Other activists have also voiced their concerns over the film. One tweeted, "Wasted 2 hours of my life that I’ll never get back watching this lazily-researched misleading tossed salad of NIMBYism and debunked garbage science. We’re lowering energy prices and GHG emissions while growing economy. Apparently [the] film’s creators prefer smaller economy/population."
Another wrote, "Just so so so disappointing, coming from @MMFlint since I love so many of his films... once he has a chance to digest all the critiques and fact-checking that will be coming his way he'll regret putting his name on it. This misinformation is so dangerous."

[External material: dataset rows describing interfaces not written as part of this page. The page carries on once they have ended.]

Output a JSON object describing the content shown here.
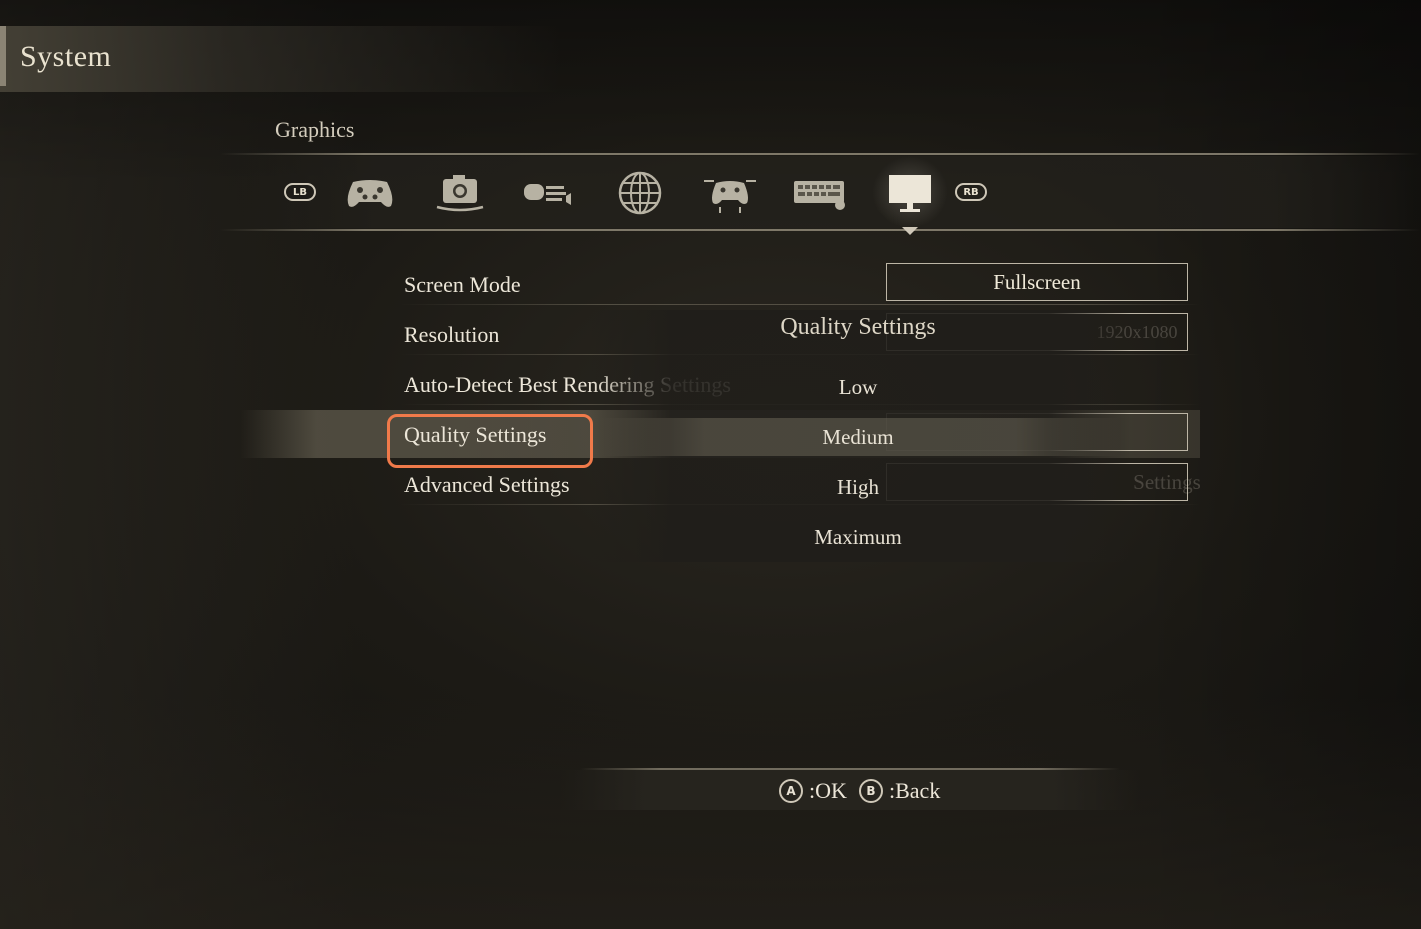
{
  "header": {
    "title": "System"
  },
  "section": {
    "title": "Graphics"
  },
  "tabs": {
    "left_bumper": "LB",
    "right_bumper": "RB",
    "icons": [
      "gamepad-icon",
      "camera-icon",
      "sound-icon",
      "globe-icon",
      "controller-config-icon",
      "keyboard-icon",
      "monitor-icon"
    ],
    "active": "monitor-icon"
  },
  "settings": {
    "rows": [
      {
        "label": "Screen Mode",
        "value": "Fullscreen"
      },
      {
        "label": "Resolution",
        "value": "1920x1080"
      },
      {
        "label": "Auto-Detect Best Rendering Settings",
        "value": ""
      },
      {
        "label": "Quality Settings",
        "value": ""
      },
      {
        "label": "Advanced Settings",
        "value": "Settings"
      }
    ]
  },
  "dropdown": {
    "title": "Quality Settings",
    "options": [
      "Low",
      "Medium",
      "High",
      "Maximum"
    ],
    "selected": "Medium"
  },
  "footer": {
    "ok_button": "A",
    "ok_label": ":OK",
    "back_button": "B",
    "back_label": ":Back"
  },
  "colors": {
    "highlight": "#f07a4a",
    "text": "#ece6d8"
  }
}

A clean energy expert tweeted, "Excited to watch on the eve of earth day but deeply disappointed by the movie. It is misguided, grossly misleading hackariffic effort to discredit and vilify the renewable energy industry and people who have spent decades trying to save the planet."
Leah Stokes, a professor at the Department of Political Science at the University of California, Santa Barbara (UCSB) wrote, "It appears Michael Moore is telling us that clean energy is bad and women should just have fewer babies... so yeah. I'm sure this new documentary will *really* help drive progress on climate... What a lump of coal he's delivered for Earth Day."
She continues, "The idea that clean energy is not clean because it was built while the system is driven by fossil fuels is idiotic. That's why it's called a clean energy transition. You move away from fossil fuels by making clean energy. Eventually, the entire system is clean energy."
Environmental scientist and climate write Dana Nuccitelli tweeted, "There is soooooooo much misleading junk in this film. Most of it is focused on biomass from wood, which supplies 2% of energy in the US. And wind turbines are bad because ... they only last several decades and NIMBYs don't like them? I yelled at the screen 3 times watching this."
Nuccitelli then wrote, "My favorite part was when they looked at a former solar farm location in Daggett, CA, now just sand, and declared the revelation that it's become a "solar wasteland." I pulled up Google Maps and found Daggett in the Mojave Desert. It's all sand out there!!! WTF?!"
He continues, "The film also wrote off EVs because of one example in Michigan where the electrical utility got 95% of its electricity from coal. Even in that circumstance, an EV would produce less carbon pollution than a gas car, and most of the grid is cleaner and becoming increasingly clean."
He added, "The film mentioned creosote-soaked railroad ties being burned in biomass facilities. Not mentioned in the film - there are regulations on how much of that is allowed, and many locations are advancing legislation to ban it."
Bill McKibben also posted a response to the allegations against him in the documentary on 350.org's website. He wrote while linking to older articles, "As more scientists studied the consequences of large-scale biomass burning, the math began to show that it would put large amounts of carbon into the atmosphere at precisely the wrong moment: if we break the back of the climate system now, it won’t matter if forests suck it up fifty years hence. And as soon as that became clear I began writing and campaigning on those issues."
He also wrote, "As for taking corporate money, I’ve actually never taken a penny in pay from 350.org, or from any other environmental group. Instead, I’ve donated hundreds of thousands of dollars over the years in honoraria and prizes. And 350.org hasn’t taken corporate money."
McKibben added, " I don’t understand the reasoning behind these particular attacks; when I first heard rumors of them last summer I wrote the producer and director to set the record straight, and never heard back from them. That seems like bad journalism and bad faith."